How to complete this task: With pictures omitted, restate the data word for word.

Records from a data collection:

[Start of Attachment]

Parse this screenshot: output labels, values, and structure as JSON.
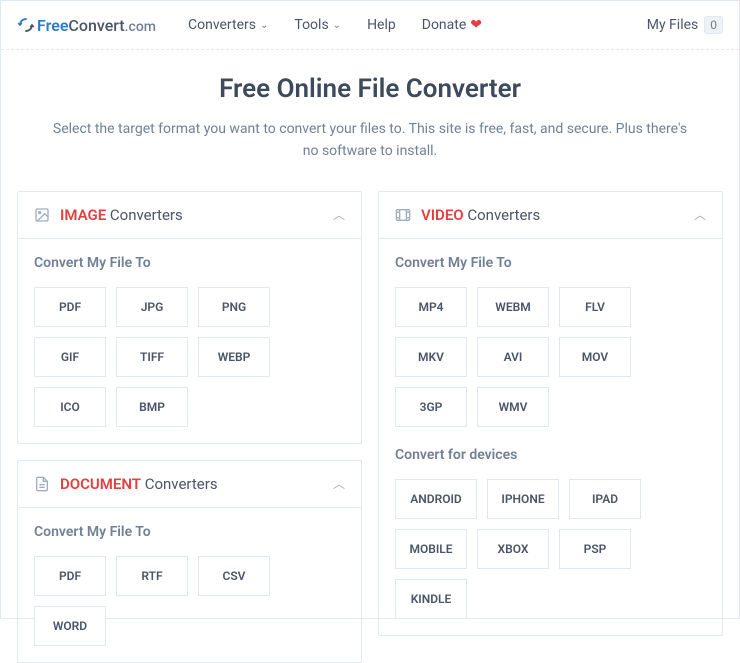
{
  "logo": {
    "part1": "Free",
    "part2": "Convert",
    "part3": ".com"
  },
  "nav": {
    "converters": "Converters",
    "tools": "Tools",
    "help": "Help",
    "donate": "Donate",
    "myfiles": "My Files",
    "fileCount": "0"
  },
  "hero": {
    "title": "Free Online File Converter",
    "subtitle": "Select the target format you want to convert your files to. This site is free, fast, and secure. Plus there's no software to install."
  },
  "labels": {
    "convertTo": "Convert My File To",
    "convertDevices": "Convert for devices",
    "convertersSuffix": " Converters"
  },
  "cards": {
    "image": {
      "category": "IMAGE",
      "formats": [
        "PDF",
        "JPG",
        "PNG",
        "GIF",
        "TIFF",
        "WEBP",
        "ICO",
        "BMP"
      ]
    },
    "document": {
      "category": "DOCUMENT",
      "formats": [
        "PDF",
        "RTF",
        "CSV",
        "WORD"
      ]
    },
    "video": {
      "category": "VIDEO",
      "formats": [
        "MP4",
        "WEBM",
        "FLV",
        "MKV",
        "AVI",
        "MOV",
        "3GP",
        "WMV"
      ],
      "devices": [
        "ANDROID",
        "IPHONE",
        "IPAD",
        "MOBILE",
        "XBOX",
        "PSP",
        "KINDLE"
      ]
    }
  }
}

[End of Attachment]

Response to the exercise:
Parse this screenshot: output labels, values, and structure as JSON.
{
  "logo": {
    "part1": "Free",
    "part2": "Convert",
    "part3": ".com"
  },
  "nav": {
    "converters": "Converters",
    "tools": "Tools",
    "help": "Help",
    "donate": "Donate",
    "myfiles": "My Files",
    "fileCount": "0"
  },
  "hero": {
    "title": "Free Online File Converter",
    "subtitle": "Select the target format you want to convert your files to. This site is free, fast, and secure. Plus there's no software to install."
  },
  "labels": {
    "convertTo": "Convert My File To",
    "convertDevices": "Convert for devices",
    "convertersSuffix": " Converters"
  },
  "cards": {
    "image": {
      "category": "IMAGE",
      "formats": [
        "PDF",
        "JPG",
        "PNG",
        "GIF",
        "TIFF",
        "WEBP",
        "ICO",
        "BMP"
      ]
    },
    "document": {
      "category": "DOCUMENT",
      "formats": [
        "PDF",
        "RTF",
        "CSV",
        "WORD"
      ]
    },
    "video": {
      "category": "VIDEO",
      "formats": [
        "MP4",
        "WEBM",
        "FLV",
        "MKV",
        "AVI",
        "MOV",
        "3GP",
        "WMV"
      ],
      "devices": [
        "ANDROID",
        "IPHONE",
        "IPAD",
        "MOBILE",
        "XBOX",
        "PSP",
        "KINDLE"
      ]
    }
  }
}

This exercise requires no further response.